[Data excerpts — start]

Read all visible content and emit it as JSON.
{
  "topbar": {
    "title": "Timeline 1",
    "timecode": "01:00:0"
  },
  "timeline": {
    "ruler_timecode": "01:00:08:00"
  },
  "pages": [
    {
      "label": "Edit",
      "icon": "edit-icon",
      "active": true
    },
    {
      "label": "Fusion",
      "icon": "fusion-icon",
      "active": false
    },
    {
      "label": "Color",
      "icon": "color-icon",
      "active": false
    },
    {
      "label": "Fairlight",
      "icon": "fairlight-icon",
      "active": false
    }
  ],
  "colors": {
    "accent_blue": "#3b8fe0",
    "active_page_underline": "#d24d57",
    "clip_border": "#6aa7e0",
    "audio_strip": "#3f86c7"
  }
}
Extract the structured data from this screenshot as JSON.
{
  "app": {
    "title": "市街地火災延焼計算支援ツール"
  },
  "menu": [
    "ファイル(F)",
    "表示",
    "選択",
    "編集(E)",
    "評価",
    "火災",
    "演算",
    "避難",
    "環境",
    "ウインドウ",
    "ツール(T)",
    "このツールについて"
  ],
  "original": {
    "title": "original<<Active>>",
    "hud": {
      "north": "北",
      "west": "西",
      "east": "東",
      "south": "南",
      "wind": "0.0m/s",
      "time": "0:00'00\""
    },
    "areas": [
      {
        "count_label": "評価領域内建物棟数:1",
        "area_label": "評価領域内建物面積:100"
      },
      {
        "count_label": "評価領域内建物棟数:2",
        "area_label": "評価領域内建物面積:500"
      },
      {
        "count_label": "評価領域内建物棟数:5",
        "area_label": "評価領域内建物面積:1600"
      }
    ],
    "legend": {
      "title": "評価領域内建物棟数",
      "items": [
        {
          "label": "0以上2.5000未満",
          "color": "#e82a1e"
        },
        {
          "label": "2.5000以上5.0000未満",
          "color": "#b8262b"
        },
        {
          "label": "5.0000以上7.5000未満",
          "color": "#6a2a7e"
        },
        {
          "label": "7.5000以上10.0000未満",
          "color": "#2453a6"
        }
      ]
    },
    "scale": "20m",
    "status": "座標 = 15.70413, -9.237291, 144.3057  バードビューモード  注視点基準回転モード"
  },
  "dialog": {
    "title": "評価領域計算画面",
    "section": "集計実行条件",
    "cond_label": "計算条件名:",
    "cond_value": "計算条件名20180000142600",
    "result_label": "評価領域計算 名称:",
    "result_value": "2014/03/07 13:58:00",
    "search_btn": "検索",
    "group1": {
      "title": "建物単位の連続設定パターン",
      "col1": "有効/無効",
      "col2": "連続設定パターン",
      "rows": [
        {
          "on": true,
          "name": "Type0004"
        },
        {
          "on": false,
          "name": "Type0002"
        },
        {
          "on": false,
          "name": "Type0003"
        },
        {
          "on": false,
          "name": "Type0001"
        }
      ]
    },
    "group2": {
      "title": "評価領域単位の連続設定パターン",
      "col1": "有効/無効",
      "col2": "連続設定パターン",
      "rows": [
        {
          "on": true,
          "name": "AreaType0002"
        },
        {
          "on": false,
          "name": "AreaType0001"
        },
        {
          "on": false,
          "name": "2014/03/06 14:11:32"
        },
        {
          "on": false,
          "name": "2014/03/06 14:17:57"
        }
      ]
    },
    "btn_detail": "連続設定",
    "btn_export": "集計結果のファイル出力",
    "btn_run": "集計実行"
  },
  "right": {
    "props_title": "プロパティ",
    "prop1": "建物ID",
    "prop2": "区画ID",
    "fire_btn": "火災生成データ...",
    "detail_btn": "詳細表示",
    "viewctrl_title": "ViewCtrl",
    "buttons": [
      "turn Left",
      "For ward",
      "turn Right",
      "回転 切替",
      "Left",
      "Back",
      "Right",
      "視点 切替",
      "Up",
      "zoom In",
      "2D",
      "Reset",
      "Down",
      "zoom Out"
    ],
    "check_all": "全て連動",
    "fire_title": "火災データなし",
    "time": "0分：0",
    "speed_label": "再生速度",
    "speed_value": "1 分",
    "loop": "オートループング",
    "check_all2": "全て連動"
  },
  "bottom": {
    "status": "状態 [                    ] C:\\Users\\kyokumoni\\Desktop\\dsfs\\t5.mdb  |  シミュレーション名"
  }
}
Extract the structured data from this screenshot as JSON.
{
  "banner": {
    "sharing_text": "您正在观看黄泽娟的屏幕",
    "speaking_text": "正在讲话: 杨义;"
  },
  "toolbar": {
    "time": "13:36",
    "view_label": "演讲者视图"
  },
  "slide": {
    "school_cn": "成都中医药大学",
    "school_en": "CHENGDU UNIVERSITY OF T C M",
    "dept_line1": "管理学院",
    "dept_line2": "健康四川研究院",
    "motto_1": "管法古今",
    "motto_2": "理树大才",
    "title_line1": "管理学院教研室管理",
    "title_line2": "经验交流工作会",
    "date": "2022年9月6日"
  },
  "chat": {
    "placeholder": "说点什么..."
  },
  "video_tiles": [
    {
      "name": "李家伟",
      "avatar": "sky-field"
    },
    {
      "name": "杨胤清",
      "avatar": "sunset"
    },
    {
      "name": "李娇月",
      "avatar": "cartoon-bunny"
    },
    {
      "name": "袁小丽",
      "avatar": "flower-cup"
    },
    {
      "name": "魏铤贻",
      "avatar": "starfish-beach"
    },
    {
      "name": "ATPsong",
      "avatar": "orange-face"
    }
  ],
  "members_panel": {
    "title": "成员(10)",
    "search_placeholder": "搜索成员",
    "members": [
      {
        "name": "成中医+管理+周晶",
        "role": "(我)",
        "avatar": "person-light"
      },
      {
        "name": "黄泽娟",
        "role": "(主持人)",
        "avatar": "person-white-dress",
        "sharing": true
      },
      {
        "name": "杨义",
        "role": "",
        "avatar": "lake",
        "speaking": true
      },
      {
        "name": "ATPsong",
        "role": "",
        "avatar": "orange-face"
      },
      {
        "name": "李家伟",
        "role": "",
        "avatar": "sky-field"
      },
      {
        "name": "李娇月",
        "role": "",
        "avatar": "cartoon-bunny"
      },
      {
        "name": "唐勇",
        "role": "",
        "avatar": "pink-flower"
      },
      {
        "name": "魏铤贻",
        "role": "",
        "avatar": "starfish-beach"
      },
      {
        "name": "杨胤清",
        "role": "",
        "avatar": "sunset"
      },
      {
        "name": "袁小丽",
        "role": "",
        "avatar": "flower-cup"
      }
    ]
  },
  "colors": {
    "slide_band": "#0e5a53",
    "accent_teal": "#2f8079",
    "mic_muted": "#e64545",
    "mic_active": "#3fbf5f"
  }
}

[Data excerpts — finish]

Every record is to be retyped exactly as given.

Read all visible content and emit it as JSON.
{
  "topbar": {
    "title": "Timeline 1",
    "timecode": "01:00:0"
  },
  "timeline": {
    "ruler_timecode": "01:00:08:00"
  },
  "pages": [
    {
      "label": "Edit",
      "icon": "edit-icon",
      "active": true
    },
    {
      "label": "Fusion",
      "icon": "fusion-icon",
      "active": false
    },
    {
      "label": "Color",
      "icon": "color-icon",
      "active": false
    },
    {
      "label": "Fairlight",
      "icon": "fairlight-icon",
      "active": false
    }
  ],
  "colors": {
    "accent_blue": "#3b8fe0",
    "active_page_underline": "#d24d57",
    "clip_border": "#6aa7e0",
    "audio_strip": "#3f86c7"
  }
}
Extract the structured data from this screenshot as JSON.
{
  "app": {
    "title": "市街地火災延焼計算支援ツール"
  },
  "menu": [
    "ファイル(F)",
    "表示",
    "選択",
    "編集(E)",
    "評価",
    "火災",
    "演算",
    "避難",
    "環境",
    "ウインドウ",
    "ツール(T)",
    "このツールについて"
  ],
  "original": {
    "title": "original<<Active>>",
    "hud": {
      "north": "北",
      "west": "西",
      "east": "東",
      "south": "南",
      "wind": "0.0m/s",
      "time": "0:00'00\""
    },
    "areas": [
      {
        "count_label": "評価領域内建物棟数:1",
        "area_label": "評価領域内建物面積:100"
      },
      {
        "count_label": "評価領域内建物棟数:2",
        "area_label": "評価領域内建物面積:500"
      },
      {
        "count_label": "評価領域内建物棟数:5",
        "area_label": "評価領域内建物面積:1600"
      }
    ],
    "legend": {
      "title": "評価領域内建物棟数",
      "items": [
        {
          "label": "0以上2.5000未満",
          "color": "#e82a1e"
        },
        {
          "label": "2.5000以上5.0000未満",
          "color": "#b8262b"
        },
        {
          "label": "5.0000以上7.5000未満",
          "color": "#6a2a7e"
        },
        {
          "label": "7.5000以上10.0000未満",
          "color": "#2453a6"
        }
      ]
    },
    "scale": "20m",
    "status": "座標 = 15.70413, -9.237291, 144.3057  バードビューモード  注視点基準回転モード"
  },
  "dialog": {
    "title": "評価領域計算画面",
    "section": "集計実行条件",
    "cond_label": "計算条件名:",
    "cond_value": "計算条件名20180000142600",
    "result_label": "評価領域計算 名称:",
    "result_value": "2014/03/07 13:58:00",
    "search_btn": "検索",
    "group1": {
      "title": "建物単位の連続設定パターン",
      "col1": "有効/無効",
      "col2": "連続設定パターン",
      "rows": [
        {
          "on": true,
          "name": "Type0004"
        },
        {
          "on": false,
          "name": "Type0002"
        },
        {
          "on": false,
          "name": "Type0003"
        },
        {
          "on": false,
          "name": "Type0001"
        }
      ]
    },
    "group2": {
      "title": "評価領域単位の連続設定パターン",
      "col1": "有効/無効",
      "col2": "連続設定パターン",
      "rows": [
        {
          "on": true,
          "name": "AreaType0002"
        },
        {
          "on": false,
          "name": "AreaType0001"
        },
        {
          "on": false,
          "name": "2014/03/06 14:11:32"
        },
        {
          "on": false,
          "name": "2014/03/06 14:17:57"
        }
      ]
    },
    "btn_detail": "連続設定",
    "btn_export": "集計結果のファイル出力",
    "btn_run": "集計実行"
  },
  "right": {
    "props_title": "プロパティ",
    "prop1": "建物ID",
    "prop2": "区画ID",
    "fire_btn": "火災生成データ...",
    "detail_btn": "詳細表示",
    "viewctrl_title": "ViewCtrl",
    "buttons": [
      "turn Left",
      "For ward",
      "turn Right",
      "回転 切替",
      "Left",
      "Back",
      "Right",
      "視点 切替",
      "Up",
      "zoom In",
      "2D",
      "Reset",
      "Down",
      "zoom Out"
    ],
    "check_all": "全て連動",
    "fire_title": "火災データなし",
    "time": "0分：0",
    "speed_label": "再生速度",
    "speed_value": "1 分",
    "loop": "オートループング",
    "check_all2": "全て連動"
  },
  "bottom": {
    "status": "状態 [                    ] C:\\Users\\kyokumoni\\Desktop\\dsfs\\t5.mdb  |  シミュレーション名"
  }
}
Extract the structured data from this screenshot as JSON.
{
  "banner": {
    "sharing_text": "您正在观看黄泽娟的屏幕",
    "speaking_text": "正在讲话: 杨义;"
  },
  "toolbar": {
    "time": "13:36",
    "view_label": "演讲者视图"
  },
  "slide": {
    "school_cn": "成都中医药大学",
    "school_en": "CHENGDU UNIVERSITY OF T C M",
    "dept_line1": "管理学院",
    "dept_line2": "健康四川研究院",
    "motto_1": "管法古今",
    "motto_2": "理树大才",
    "title_line1": "管理学院教研室管理",
    "title_line2": "经验交流工作会",
    "date": "2022年9月6日"
  },
  "chat": {
    "placeholder": "说点什么..."
  },
  "video_tiles": [
    {
      "name": "李家伟",
      "avatar": "sky-field"
    },
    {
      "name": "杨胤清",
      "avatar": "sunset"
    },
    {
      "name": "李娇月",
      "avatar": "cartoon-bunny"
    },
    {
      "name": "袁小丽",
      "avatar": "flower-cup"
    },
    {
      "name": "魏铤贻",
      "avatar": "starfish-beach"
    },
    {
      "name": "ATPsong",
      "avatar": "orange-face"
    }
  ],
  "members_panel": {
    "title": "成员(10)",
    "search_placeholder": "搜索成员",
    "members": [
      {
        "name": "成中医+管理+周晶",
        "role": "(我)",
        "avatar": "person-light"
      },
      {
        "name": "黄泽娟",
        "role": "(主持人)",
        "avatar": "person-white-dress",
        "sharing": true
      },
      {
        "name": "杨义",
        "role": "",
        "avatar": "lake",
        "speaking": true
      },
      {
        "name": "ATPsong",
        "role": "",
        "avatar": "orange-face"
      },
      {
        "name": "李家伟",
        "role": "",
        "avatar": "sky-field"
      },
      {
        "name": "李娇月",
        "role": "",
        "avatar": "cartoon-bunny"
      },
      {
        "name": "唐勇",
        "role": "",
        "avatar": "pink-flower"
      },
      {
        "name": "魏铤贻",
        "role": "",
        "avatar": "starfish-beach"
      },
      {
        "name": "杨胤清",
        "role": "",
        "avatar": "sunset"
      },
      {
        "name": "袁小丽",
        "role": "",
        "avatar": "flower-cup"
      }
    ]
  },
  "colors": {
    "slide_band": "#0e5a53",
    "accent_teal": "#2f8079",
    "mic_muted": "#e64545",
    "mic_active": "#3fbf5f"
  }
}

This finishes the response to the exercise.